Barkley is listed as 5'11" and 230 pounds, and he has game-changing speed, agility and three-phase ability. Ride that bell cow, Coach Franklin.
Rosen Remains Hot
UCLA quarterback Josh Rosen's arm looks just fine after he missed parts of the 2016 season with a shoulder injury.
Through two games, Rosen has nine touchdowns and completed nearly 68 percent of his passes. He also continues to show the zip and strength that make him a standout performer and top draft prospect. No quarterback in college football has a prettier process as a passer.
Rosen looks like he was created in a lab with his tight, compact, quick motion and perfect footwork in the pocket. He doesn't have the athleticism or arm strength of Josh Allen, but he looks like Eli Manning or Matt Ryan as far as what he does in the pocket and with his release.
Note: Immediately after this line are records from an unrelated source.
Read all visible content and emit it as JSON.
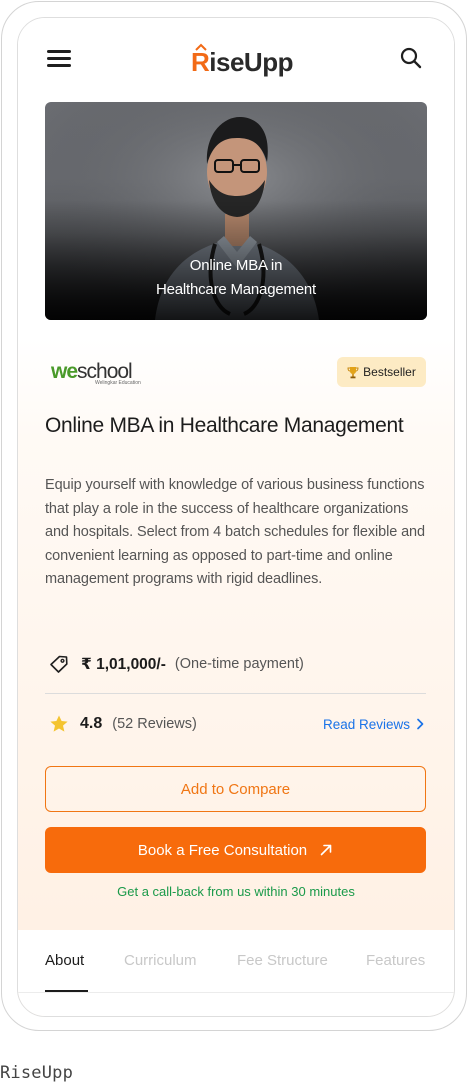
{
  "app": {
    "logo_first": "R",
    "logo_rest": "iseUpp",
    "brand_color": "#f26a16"
  },
  "header": {
    "menu_icon": "hamburger-menu-icon",
    "search_icon": "search-icon"
  },
  "hero": {
    "caption_line1": "Online MBA in",
    "caption_line2": "Healthcare Management"
  },
  "partner": {
    "logo_we": "we",
    "logo_school": "school",
    "logo_sub": "Welingkar Education"
  },
  "badge": {
    "label": "Bestseller",
    "icon": "trophy-icon",
    "bg_color": "#fdebc4"
  },
  "course": {
    "title": "Online MBA in Healthcare Management",
    "description": "Equip yourself with knowledge of various business functions that play a role in the success of healthcare organizations and hospitals. Select from 4 batch schedules for flexible and convenient learning as opposed to part-time and online management programs with rigid deadlines."
  },
  "price": {
    "value": "₹ 1,01,000/-",
    "note": "(One-time payment)",
    "icon": "price-tag-icon"
  },
  "rating": {
    "value": "4.8",
    "count": "(52 Reviews)",
    "icon": "star-icon",
    "read_reviews": "Read Reviews",
    "link_color": "#1a73e8"
  },
  "actions": {
    "compare_label": "Add to Compare",
    "book_label": "Book a Free Consultation",
    "callback_note": "Get a call-back from us within 30 minutes",
    "accent_color": "#f76b0c",
    "success_color": "#1a9a4a"
  },
  "tabs": [
    {
      "label": "About",
      "active": true
    },
    {
      "label": "Curriculum",
      "active": false
    },
    {
      "label": "Fee Structure",
      "active": false
    },
    {
      "label": "Features",
      "active": false
    }
  ],
  "page_label": "RiseUpp"
}
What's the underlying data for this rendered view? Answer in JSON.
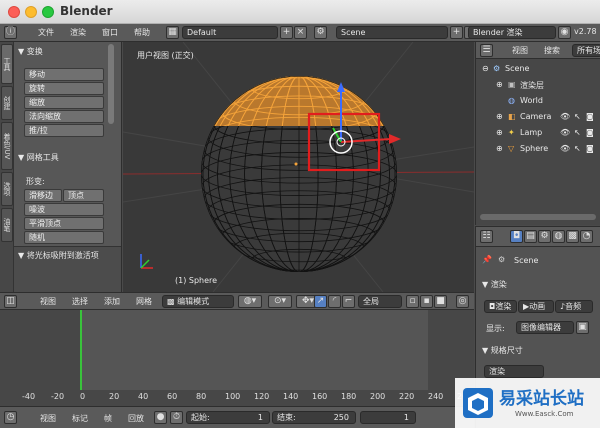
{
  "window": {
    "title": "Blender"
  },
  "info_header": {
    "menus": [
      "文件",
      "渲染",
      "窗口",
      "帮助"
    ],
    "screen_layout": "Default",
    "scene": "Scene",
    "render_engine": "Blender 渲染",
    "version": "v2.78"
  },
  "tool_shelf": {
    "tabs": [
      "工具",
      "创建",
      "着色/UV",
      "选项",
      "油笔"
    ],
    "transform_header": "变换",
    "transform_buttons": [
      "移动",
      "旋转",
      "缩放",
      "法向缩放",
      "推/拉"
    ],
    "mesh_tools_header": "网格工具",
    "deform_label": "形变:",
    "deform_row": [
      "滑移边",
      "顶点"
    ],
    "mesh_buttons": [
      "噪波",
      "平滑顶点",
      "随机"
    ],
    "footer": "将光标吸附到激活项"
  },
  "viewport": {
    "view_label": "用户视图 (正交)",
    "object_label": "(1) Sphere"
  },
  "outliner": {
    "tabs": [
      "视图",
      "搜索",
      "所有场"
    ],
    "items": [
      {
        "label": "Scene"
      },
      {
        "label": "渲染层"
      },
      {
        "label": "World"
      },
      {
        "label": "Camera"
      },
      {
        "label": "Lamp"
      },
      {
        "label": "Sphere"
      }
    ]
  },
  "properties": {
    "scene_name": "Scene",
    "render_header": "渲染",
    "render_buttons": [
      "渲染",
      "动画",
      "音频"
    ],
    "display_label": "显示:",
    "display_value": "图像编辑器",
    "dimensions_header": "规格尺寸",
    "render_field": "渲染"
  },
  "view3d_header": {
    "menus": [
      "视图",
      "选择",
      "添加",
      "网格"
    ],
    "mode": "编辑模式",
    "pivot": "全局"
  },
  "timeline": {
    "ticks": [
      "-40",
      "-20",
      "0",
      "20",
      "40",
      "60",
      "80",
      "100",
      "120",
      "140",
      "160",
      "180",
      "200",
      "220",
      "240",
      "260"
    ],
    "menus": [
      "视图",
      "标记",
      "帧",
      "回放"
    ],
    "start_label": "起始:",
    "start_value": "1",
    "end_label": "结束:",
    "end_value": "250",
    "current_frame": "1"
  },
  "watermark": {
    "text": "易采站长站",
    "subtext": "Www.Easck.Com"
  }
}
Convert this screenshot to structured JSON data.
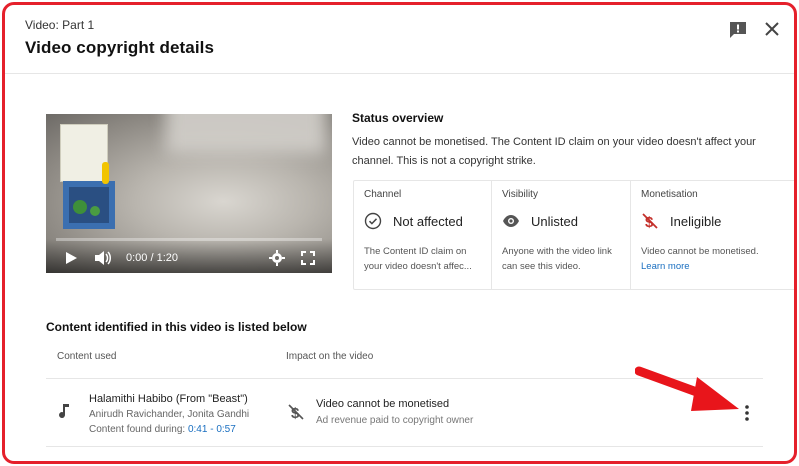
{
  "header": {
    "subtitle": "Video: Part 1",
    "title": "Video copyright details"
  },
  "video_player": {
    "time": "0:00 / 1:20"
  },
  "status_overview": {
    "title": "Status overview",
    "description": "Video cannot be monetised. The Content ID claim on your video doesn't affect your channel. This is not a copyright strike.",
    "columns": [
      {
        "label": "Channel",
        "value": "Not affected",
        "description": "The Content ID claim on your video doesn't affec...",
        "icon": "check-circle-icon"
      },
      {
        "label": "Visibility",
        "value": "Unlisted",
        "description": "Anyone with the video link can see this video.",
        "icon": "eye-icon"
      },
      {
        "label": "Monetisation",
        "value": "Ineligible",
        "description": "Video cannot be monetised.",
        "link": "Learn more",
        "icon": "no-dollar-icon",
        "icon_color": "#c4302b"
      }
    ]
  },
  "content_section": {
    "title": "Content identified in this video is listed below",
    "headers": {
      "content": "Content used",
      "impact": "Impact on the video"
    },
    "rows": [
      {
        "song": "Halamithi Habibo (From \"Beast\")",
        "artists": "Anirudh Ravichander, Jonita Gandhi",
        "found_label": "Content found during:",
        "found_range": "0:41 - 0:57",
        "impact_title": "Video cannot be monetised",
        "impact_sub": "Ad revenue paid to copyright owner"
      }
    ]
  },
  "colors": {
    "frame": "#e5202b",
    "arrow": "#e8151b",
    "link": "#1a6fc0",
    "ineligible": "#c4302b"
  }
}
Rosen's stock was already incredibly high, but his early performance this season is also erasing concerns about his arm health.
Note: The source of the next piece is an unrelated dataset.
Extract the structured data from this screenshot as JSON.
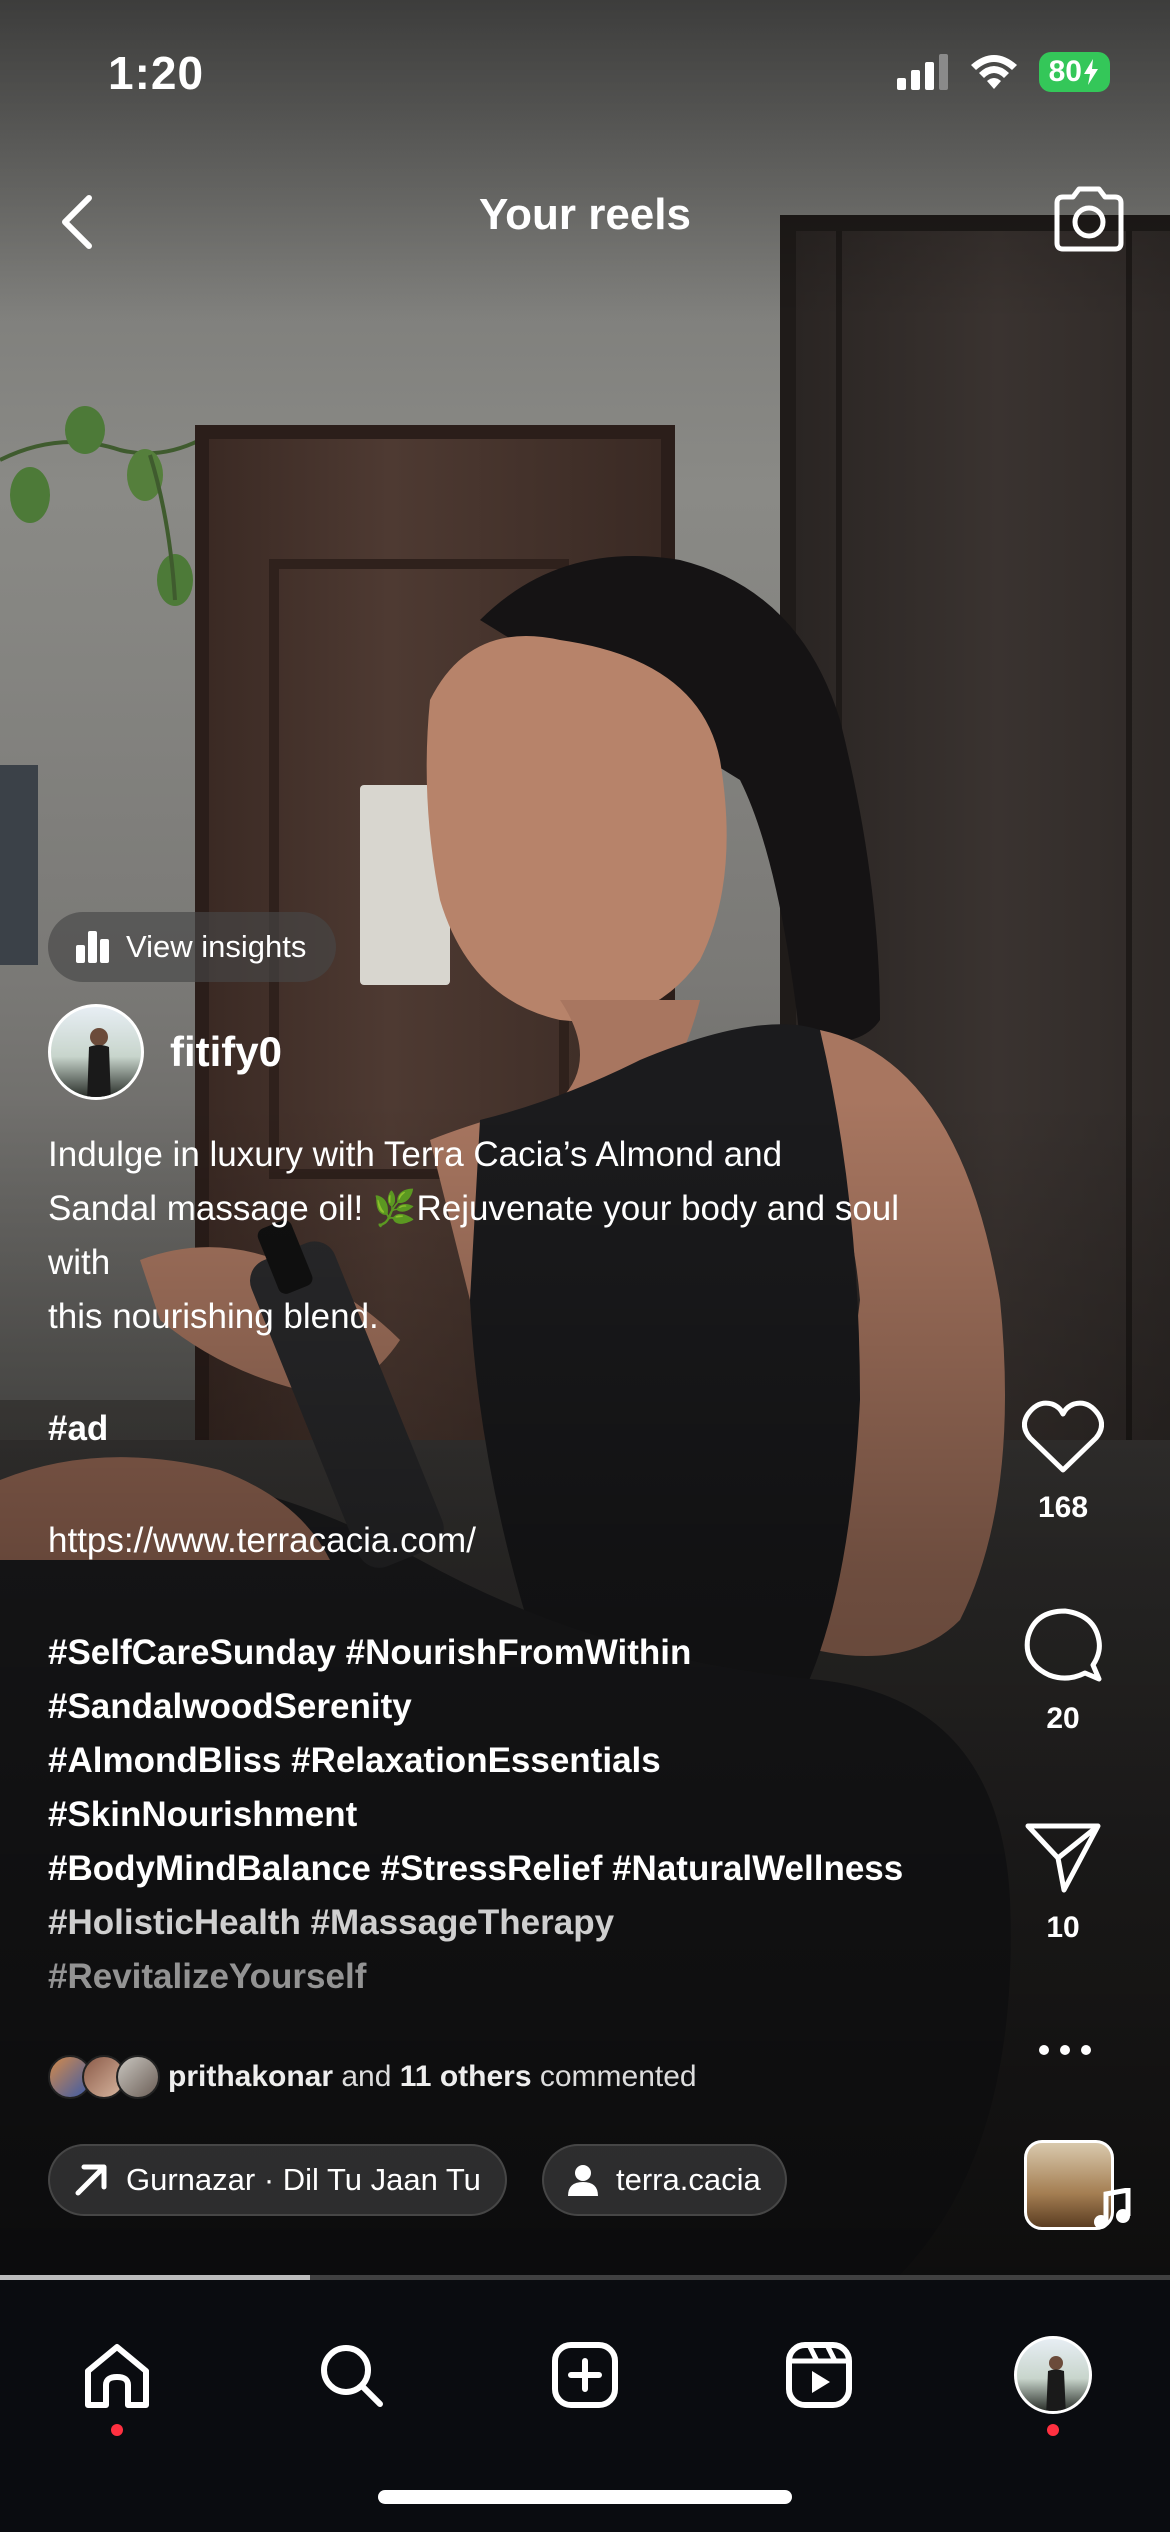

Darnold Impresses, INT Count Climbs to 4
There are positives and negatives to the two weeks of Sam Darnold's game so far. If you box-score scout it, Darnold has thrown four interceptions while playing Western Michigan and Stanford. That's a concern, as it appears on film that Darnold is struggling to see underneath coverage and doesn't quite have the arm strength to push through tight windows.
On the other hand, Darnold continues to show remarkable grit and moxie as a quarterback. There are times he's scrambling and making on-the-fly reads that get you out of your seat. He's also incredibly poised under pressure and has a clutch gene that can't be overlooked.
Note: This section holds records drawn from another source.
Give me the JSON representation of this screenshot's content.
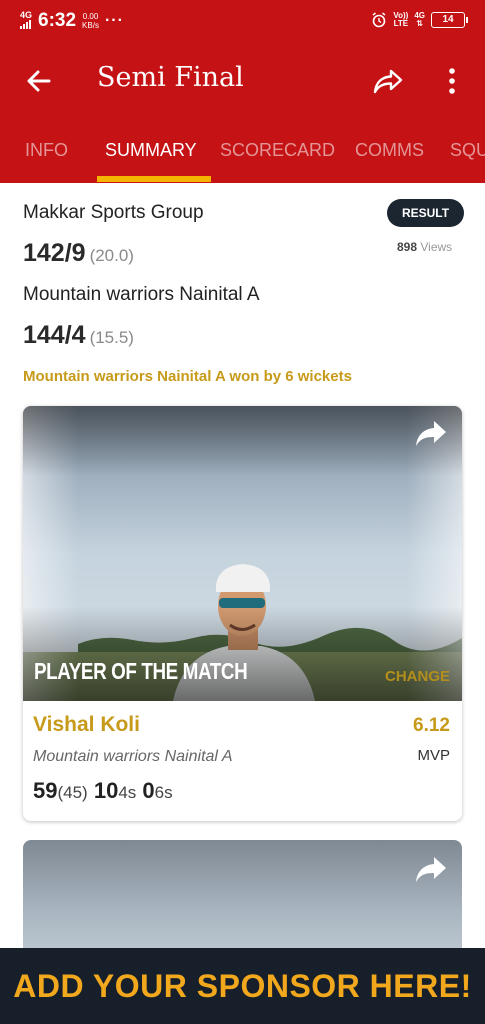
{
  "status_bar": {
    "network": "4G",
    "time": "6:32",
    "speed_value": "0.00",
    "speed_unit": "KB/s",
    "more": "···",
    "volte_top": "Vo))",
    "volte_bottom": "LTE",
    "net2": "4G",
    "battery": "14"
  },
  "app_bar": {
    "title": "Semi Final",
    "back_icon": "arrow-left-icon",
    "share_icon": "share-icon",
    "more_icon": "more-vertical-icon"
  },
  "tabs": [
    {
      "label": "INFO",
      "active": false
    },
    {
      "label": "SUMMARY",
      "active": true
    },
    {
      "label": "SCORECARD",
      "active": false
    },
    {
      "label": "COMMS",
      "active": false
    },
    {
      "label": "SQU",
      "active": false
    }
  ],
  "summary": {
    "team1": "Makkar Sports Group",
    "team1_score": "142/9",
    "team1_overs": "(20.0)",
    "team2": "Mountain warriors Nainital A",
    "team2_score": "144/4",
    "team2_overs": "(15.5)",
    "badge": "RESULT",
    "views_count": "898",
    "views_label": "Views",
    "result": "Mountain warriors Nainital A won by 6 wickets"
  },
  "player_card": {
    "heading": "PLAYER OF THE MATCH",
    "change": "CHANGE",
    "name": "Vishal Koli",
    "team": "Mountain warriors Nainital A",
    "mvp_value": "6.12",
    "mvp_label": "MVP",
    "runs": "59",
    "balls": "(45)",
    "fours": "10",
    "fours_label": "4s",
    "sixes": "0",
    "sixes_label": "6s"
  },
  "sponsor": {
    "text": "ADD YOUR SPONSOR HERE!"
  },
  "colors": {
    "brand_red": "#c41215",
    "accent_gold": "#c79a1a",
    "tab_underline": "#f5b400",
    "sponsor_bg": "#17202a"
  }
}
It's unfair to judge anyone after two games—starts No. 11 and 12 for Darnold—but there is enough good in his game to be excited about.
Clemson Just Sacked Jarrett Stidham Again
Saturday's matchup between the Auburn offensive line and Clemson defensive line was one of my top five battles to watch. Clemson won it.
The Tiger defensive line racked up 11 sacks on quarterback Jarrett Stidham, who is hopefully in an ice tub right now. Junior Austin Bryant (6'5", 265 lbs) led the way with four sacks, while his teammates Clelin Ferrell, Christian Wilkins and Dexter Lawrence also cleaned up.
Clemson has become known as a wide receiver school, but this defensive line has four legitimate first-round prospects. It was Bryant's day on Saturday, but all four must be ready to go next week in Louisville when they try to corral Lamar Jackson.
Baker Plants the Flag
If Lamar Jackson isn't your Heisman front-runner, Oklahoma's Baker Mayfield likely is.
Mayfield led the Oklahoma offense to a win over No. 2 Ohio State while hobbled with what looked like an ankle injury. Mayfield's wild, scrambling, long-ball style has people on Twitter calling him Johnny Manziel and Russell Wilson.
The NFL will likely see Mayfield differently than that. I compared him to Colt McCoy, and one NFL scout I spoke to Sunday morning said Chase Daniel was a better comparison. Mayfield is exciting and tough, but NFL teams will critique his lack of arm strength and height.
The biggest issue I see is Mayfield's difficulty playing from the pocket. Russell Wilson and Drew Brees are short quarterbacks who have had NFL success because they're able to move their feet to find passing windows, but both also play controlled football from the pocket. Mayfield isn't asked to do that at Oklahoma, so it's an open question whether he can excel in that style.
Josh Allen Bounces Back vs. Gardner-Webb
Josh Allen struggled to move the ball down the field against Iowa in Week 1. He also threw two ugly interceptions in that game. He received a welcome break in Week 2 in the form of Gardner-Webb.
Allen was able to move the ball at will despite getting little help from his run game. He went 22-of-32 for 328 yards and tossed two touchdowns. Allen was much more decisive with his reads and did a better job playing in the pocket.
It's worth repeating that Allen is a project and a trait-based quarterback at this time. He needs to be developed, but the positives in his arm strength, toughness, and athleticism are all eye-popping. How he performs against Oregon next week will undoubtedly drive narratives, but it's a game Wyoming has no business winning.